Posted 1 February 2016 by Richenda Oldham
According to the Royal Institute of British Architects (RIBA) some of the smallest three bedroom homes are missing space that is the equivalent of a double bedroom.
While it is hoped that minimum sizes for new homes will be reviewed, so that 'rabbit hutch' new builds will be "a thing of the past" (according to RIBA president Jane Duncan), in the meantime, if you are the owner of a space constrained new home, just how can you tackle the lack of internal amenity?
Without a doubt, the key to finding successful solutions is to plan, plan, plan. Look at your existing pieces of furniture and be ruthless in choosing what will work and what won't. It will pay dividends to invest in new multipurpose furniture that will suit your new, restricted spaces. Draw up a scale floor plan and start plotting in scale furniture measurements, to see what layouts fit the bill.
Don't restrict to your vision to the footprint of each room. Instead, look upwards and think about overall volume of space. Maximising storage space in a small home is critical and you need to make the most of every square centimetre both vertically and horizontally. Overhead storage, space beneath a bed, corner space, behind or above doors, space beneath stairs, all can be exploited successfully, either by using bespoke solutions or off-the peg designs from specialist storage retailers.

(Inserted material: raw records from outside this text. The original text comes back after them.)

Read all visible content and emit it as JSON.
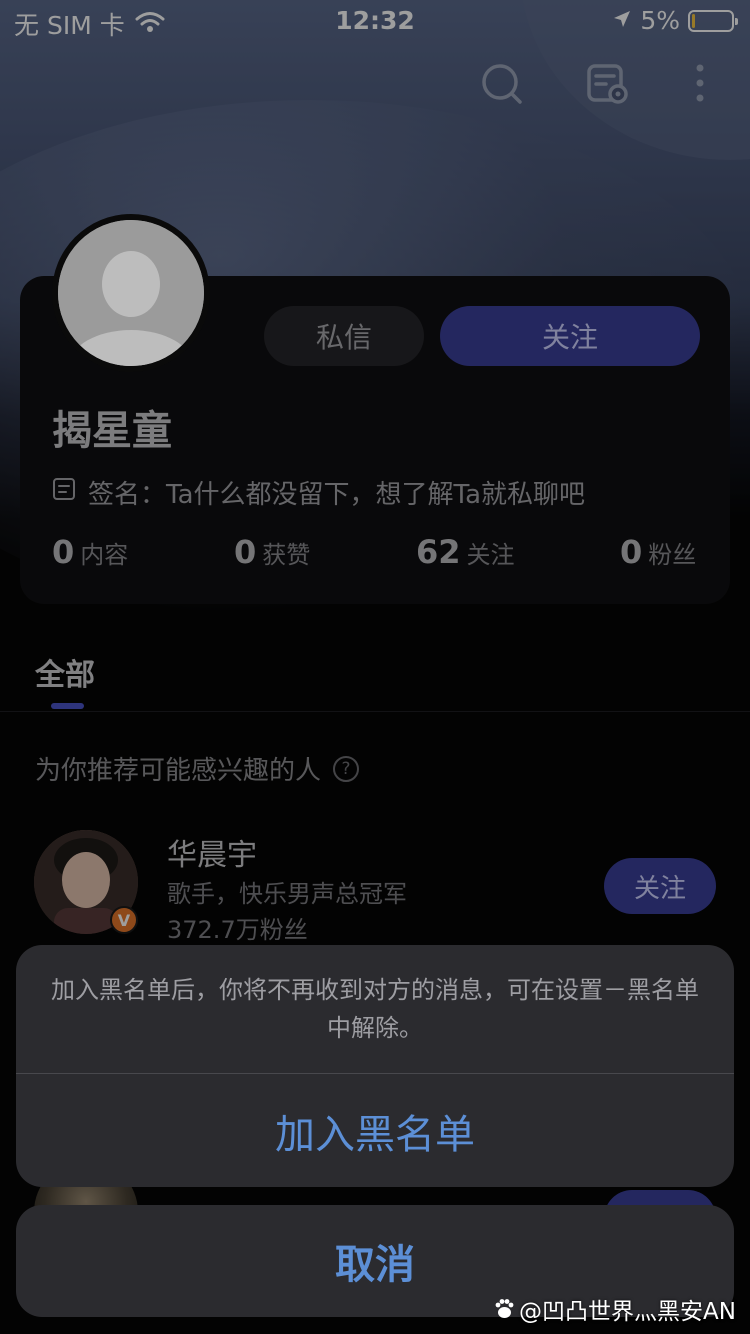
{
  "status_bar": {
    "carrier": "无 SIM 卡",
    "time": "12:32",
    "battery": "5%",
    "battery_level": 0.05
  },
  "profile": {
    "name": "揭星童",
    "signature": "签名：Ta什么都没留下，想了解Ta就私聊吧",
    "message_button": "私信",
    "follow_button": "关注",
    "stats": [
      {
        "value": "0",
        "label": "内容"
      },
      {
        "value": "0",
        "label": "获赞"
      },
      {
        "value": "62",
        "label": "关注"
      },
      {
        "value": "0",
        "label": "粉丝"
      }
    ]
  },
  "tabs": {
    "all": "全部"
  },
  "recommend": {
    "title": "为你推荐可能感兴趣的人",
    "help_symbol": "?",
    "users": [
      {
        "name": "华晨宇",
        "desc": "歌手，快乐男声总冠军",
        "fans": "372.7万粉丝",
        "badge": "V",
        "follow": "关注"
      }
    ]
  },
  "action_sheet": {
    "message": "加入黑名单后，你将不再收到对方的消息，可在设置－黑名单中解除。",
    "action": "加入黑名单",
    "cancel": "取消"
  },
  "watermark": "@凹凸世界灬黑安AN",
  "icons": {
    "search": "search-icon",
    "card": "profile-card-icon",
    "more": "more-icon",
    "location": "location-arrow-icon",
    "wifi": "wifi-icon",
    "signature": "signature-icon"
  },
  "colors": {
    "accent": "#3a3f9a",
    "sheet_action": "#5c8fd6",
    "battery": "#f5c542"
  }
}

Keep the space flowing and try to avoid breaking up rooms into different areas. Some of the most successful interior designs for small spaces feature open plan living. Use of neutral background colours and flooring throughout your home, whether it's an apartment or a family house, will help create a feeling of space, but don't be afraid to use a bold colour in a small area, such as the kitchen, to create impact and inject personality. Mirrors, too, can really help to bounce light around and boost the feeling of space.
When choosing furniture, go for multi-purpose designs such as corner sofas with storage within and a fold-out bed to boot (www.furniturechoice.co.uk's Maddox corner sofa). Or coffee tables that can convert to dining tables - keep folding chairs hung on pegs at the side of the room, ready to be used when you are entertaining. Pullout or fold down work surfaces or desks are excellent when you don't have enough rooms for a designated study/home office.

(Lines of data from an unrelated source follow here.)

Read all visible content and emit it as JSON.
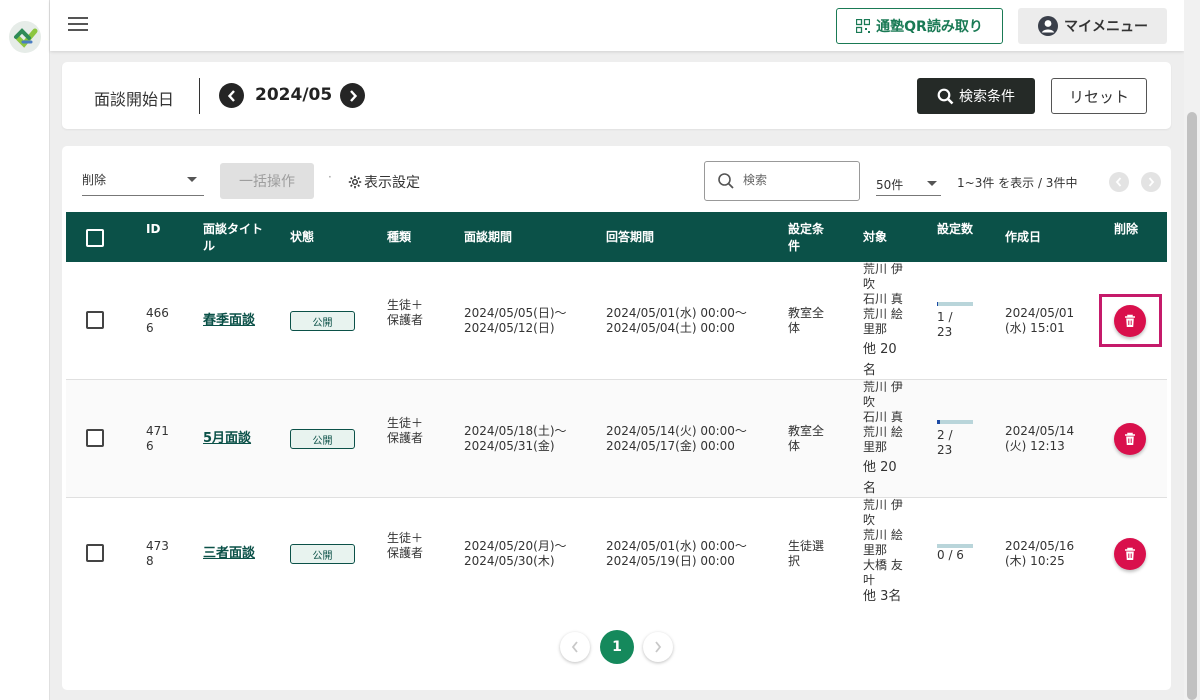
{
  "header": {
    "qr_label": "通塾QR読み取り",
    "my_menu_label": "マイメニュー"
  },
  "date_filter": {
    "label": "面談開始日",
    "value": "2024/05",
    "search_label": "検索条件",
    "reset_label": "リセット"
  },
  "toolbar": {
    "bulk_select_value": "削除",
    "bulk_button_label": "一括操作",
    "display_settings_label": "表示設定",
    "search_placeholder": "検索",
    "per_page_value": "50件",
    "count_text": "1~3件 を表示 / 3件中"
  },
  "table": {
    "headers": {
      "id": "ID",
      "title": "面談タイトル",
      "status": "状態",
      "type": "種類",
      "interview_period": "面談期間",
      "answer_period": "回答期間",
      "condition": "設定条件",
      "target": "対象",
      "setting_count": "設定数",
      "created": "作成日",
      "delete": "削除"
    },
    "rows": [
      {
        "id": "4666",
        "title": "春季面談",
        "status": "公開",
        "type": "生徒＋保護者",
        "period_start": "2024/05/05(日)〜",
        "period_end": "2024/05/12(日)",
        "answer_start": "2024/05/01(水) 00:00〜",
        "answer_end": "2024/05/04(土) 00:00",
        "condition": "教室全体",
        "targets": "荒川 伊吹\n石川 真\n荒川 絵里那",
        "others": "他 20名",
        "count": "1 / 23",
        "progress": 0.04,
        "created_date": "2024/05/01",
        "created_time": "(水) 15:01"
      },
      {
        "id": "4716",
        "title": "5月面談",
        "status": "公開",
        "type": "生徒＋保護者",
        "period_start": "2024/05/18(土)〜",
        "period_end": "2024/05/31(金)",
        "answer_start": "2024/05/14(火) 00:00〜",
        "answer_end": "2024/05/17(金) 00:00",
        "condition": "教室全体",
        "targets": "荒川 伊吹\n石川 真\n荒川 絵里那",
        "others": "他 20名",
        "count": "2 / 23",
        "progress": 0.09,
        "created_date": "2024/05/14",
        "created_time": "(火) 12:13"
      },
      {
        "id": "4738",
        "title": "三者面談",
        "status": "公開",
        "type": "生徒＋保護者",
        "period_start": "2024/05/20(月)〜",
        "period_end": "2024/05/30(木)",
        "answer_start": "2024/05/01(水) 00:00〜",
        "answer_end": "2024/05/19(日) 00:00",
        "condition": "生徒選択",
        "targets": "荒川 伊吹\n荒川 絵里那\n大橋 友叶",
        "others": "他 3名",
        "count": "0 / 6",
        "progress": 0,
        "created_date": "2024/05/16",
        "created_time": "(木) 10:25"
      }
    ]
  },
  "pagination": {
    "current": "1"
  },
  "colors": {
    "primary": "#0b5148",
    "accent": "#15895c",
    "danger": "#d9104c",
    "highlight": "#c51a6a"
  }
}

But above all, the right kind of positive attitude will transform a small space into an attractive vibrant home, which works for you and not against you. Remember, small can be beautiful.
1 At the heart of this 785 sq ft apartment, designed by Neha Sha of Boscolo, is a cleverly designed open plan kitchen/dining/living space, which features accessories and fittings that perform dual roles, such as cork side tables that can be used for seating, and a drawer that pulls out as additional worktop space, www.boscolo.co.uk [Image credit: Christina Bull]

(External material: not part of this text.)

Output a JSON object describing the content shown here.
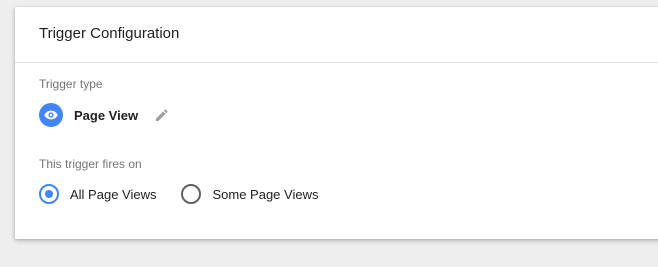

2 This tiny kitchen, tucked beneath the eaves of a London flat, is packed with spacing saving storage ideas, providing a workable solution that meets the challenges of the ceiling restrictions perfectly, www.roundhousedesign.com
3 A bed that doubles up as an ottoman, is just the answer for small bedroom spaces with no room for other furniture. The bed base can be easily raised thanks to a gas lift, Arran Oak ottoman storage bed, £474 for a double, www.time4sleep
4 Even if space is tight, you don't need to sacrifice style for the sake of layout. There are plenty of reduced depth sanitaryware products, which come in modular designs that retain the drama of stand-alone products, YOU modular furniture in Black Linear, basin £395, toilet unit (including cistern) £649, soft close seat back to wall pan, £410, www.utopiagroup.com
5 This sleek, chic coffee table is actually a versatile multi-extending, design that grows to become a dining table that can seat 8-10 people and is height adjustable, Multi coffee table, 120cm (length) x 75cm (width) x 25cm (height) (unextended), 220cm long (fully extended), £1,695, www.furl.co.uk